A snapshot of 9/11 service projects taking place over the course of the weekend include:
- Arkansas: National service participants in Arkansas are joining together for the third year to read to children around the state in observance of the 9/11 Day of Service. The goal is to reach 30,000 children in schools, daycares, and afterschool programs, with each child receiving a book.
- District of Columbia: As part of three days of service engaging 10,000 volunteers across the Washington DC region, more than 200 staff from the White House and CNCS, including acting CEO Robert Velasco, will work with HandsOn Greater DC and US Veterans Initiative to prepare care packages for homeless veterans.
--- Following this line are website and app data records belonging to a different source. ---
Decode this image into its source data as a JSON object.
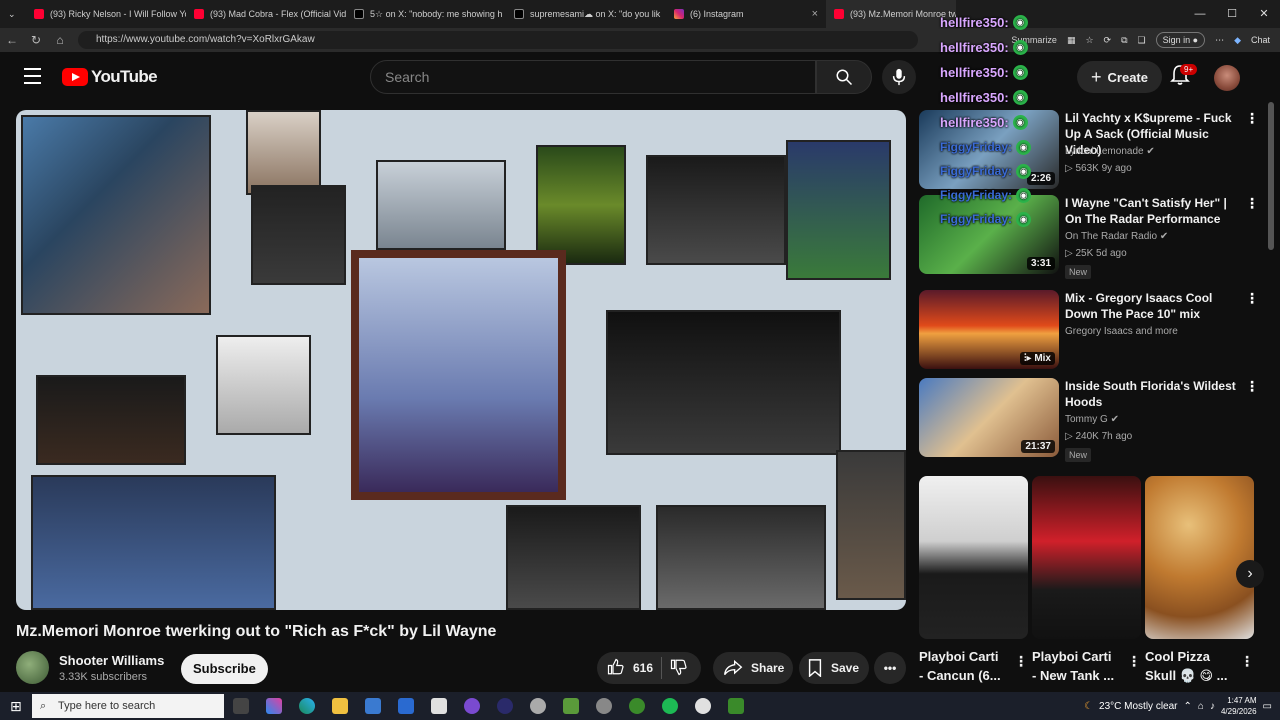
{
  "browser": {
    "tabs": [
      {
        "title": "(93) Ricky Nelson - I Will Follow Yo",
        "icon": "youtube-icon"
      },
      {
        "title": "(93) Mad Cobra - Flex (Official Vid",
        "icon": "youtube-icon"
      },
      {
        "title": "5☆ on X: \"nobody: me showing h",
        "icon": "x-icon"
      },
      {
        "title": "supremesami☁ on X: \"do you lik",
        "icon": "x-icon"
      },
      {
        "title": "(6) Instagram",
        "icon": "instagram-icon"
      },
      {
        "title": "(93) Mz.Memori Monroe tw",
        "icon": "youtube-icon",
        "active": true
      }
    ],
    "url": "https://www.youtube.com/watch?v=XoRlxrGAkaw",
    "summarize": "Summarize",
    "signin": "Sign in",
    "chat": "Chat"
  },
  "yt": {
    "logo": "YouTube",
    "search_placeholder": "Search",
    "create": "Create",
    "notif_count": "9+"
  },
  "video": {
    "title": "Mz.Memori Monroe twerking out to \"Rich as F*ck\" by Lil Wayne",
    "channel": "Shooter Williams",
    "subs": "3.33K subscribers",
    "subscribe": "Subscribe",
    "likes": "616",
    "share": "Share",
    "save": "Save"
  },
  "recs": [
    {
      "title": "Lil Yachty x K$upreme - Fuck Up A Sack (Official Music Video)",
      "channel": "Lyrical Lemonade",
      "verified": true,
      "meta": "▷ 563K  9y ago",
      "duration": "2:26"
    },
    {
      "title": "I Wayne \"Can't Satisfy Her\" | On The Radar Performance",
      "channel": "On The Radar Radio",
      "verified": true,
      "meta": "▷ 25K  5d ago",
      "duration": "3:31",
      "badge": "New"
    },
    {
      "title": "Mix - Gregory Isaacs Cool Down The Pace 10\" mix",
      "channel": "Gregory Isaacs and more",
      "duration": "Mix"
    },
    {
      "title": "Inside South Florida's Wildest Hoods",
      "channel": "Tommy G",
      "verified": true,
      "meta": "▷ 240K  7h ago",
      "duration": "21:37",
      "badge": "New"
    }
  ],
  "shorts": [
    {
      "title": "Playboi Carti - Cancun (6..."
    },
    {
      "title": "Playboi Carti - New Tank ..."
    },
    {
      "title": "Cool Pizza Skull 💀 😋 ..."
    }
  ],
  "overlay_chat": [
    {
      "user": "hellfire350:",
      "kind": "hell"
    },
    {
      "user": "hellfire350:",
      "kind": "hell"
    },
    {
      "user": "hellfire350:",
      "kind": "hell"
    },
    {
      "user": "hellfire350:",
      "kind": "hell"
    },
    {
      "user": "hellfire350:",
      "kind": "hell"
    },
    {
      "user": "FiggyFriday:",
      "kind": "fig"
    },
    {
      "user": "FiggyFriday:",
      "kind": "fig"
    },
    {
      "user": "FiggyFriday:",
      "kind": "fig"
    },
    {
      "user": "FiggyFriday:",
      "kind": "fig"
    }
  ],
  "taskbar": {
    "search": "Type here to search",
    "weather": "23°C  Mostly clear",
    "time": "1:47 AM",
    "date": "4/29/2026"
  }
}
- Florida: 9/11 Tribute & Disaster Training Blitz Emergency preparedness trainings are planned statewide, including Broward County, Miami, Tampa and Jacksonville in conjunction with AmeriCorps programs. Click here for more information.
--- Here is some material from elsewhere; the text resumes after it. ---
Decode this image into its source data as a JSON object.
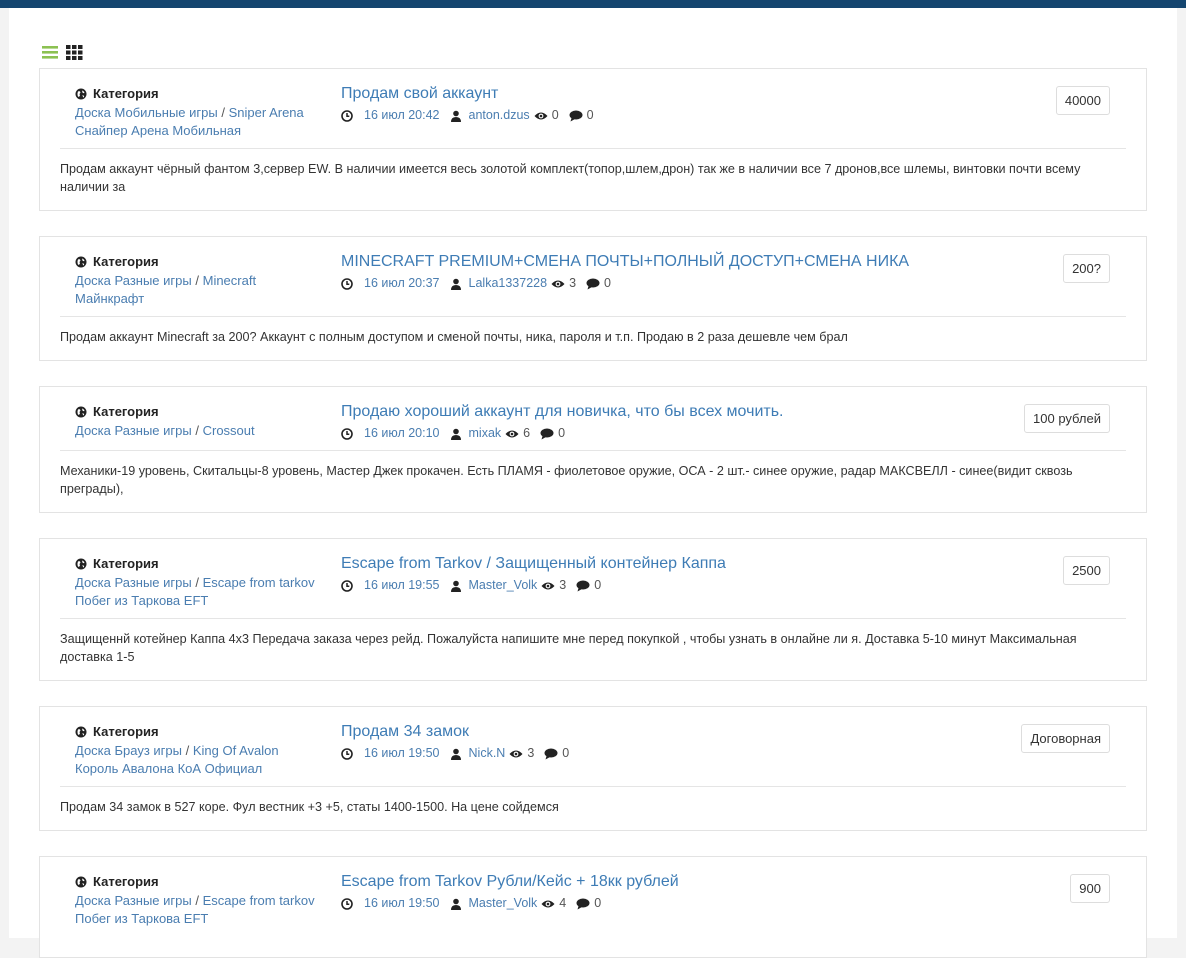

- Kentucky: In Louisville and New Albany, Service for Peace has partnered with Home Depot to revitalize six local firehouses.
- Louisiana: The East Jefferson Interfaith Clergy Association is holding an interfaith service project to beautify Kenner's Rivertown neighborhood including painting, landscaping, and restoration projects, followed by a meal of chicken gumbo—a symbol of common American and Louisianan citizenship.
- Maryland: More than 300 volunteers will come together at Fort Meade and build an entire KaBOOM! playground for children from military families.
- Michigan: An estimated 700 volunteers, including AmeriCorps members, youth and members of the Muslim, Jewish, and Christian communities, will take part in projects including park beautification, vacant lot clean-up, food packaging, and writing thank you cards to U.S. troops serving abroad.
- North Carolina: The Mission Continues will lead a renovation at the Beacon Independent Living Center in Charlotte which will allow for additional living quarters to provide 32 homeless veterans with food, shelter, and assistance reintegrating into the community.
- New Jersey: More than 400 students will participate in numerous service projects in the Montclair area such as park clean-ups; school supply drives for public school children; street sweeps in local townships; food collection and delivery; painting various local elementary schools; and sending letters to military personnel and their families to boost morale and show military support.
- Wisconsin: Serve Wisconsin will work with 28 AmeriCorps programs across the state to conduct a large commemoration and service project at Camp McCoy, including an art project in remembrance of 9/11, along with other projects across the state.
“Every day, volunteers of all ages are giving their time and talents to solve problems and make our country stronger. Whether tutoring at-risk students, providing job training to veterans, or responding to natural disasters, ordinary Americans are doing extraordinary things to improve the long-term health and vitality of the nation,” concluded Velasco. “Working together, we can usher in a new era in which all Americans are engaged in volunteer service to address local community challenges not only on 9/11, but year round.”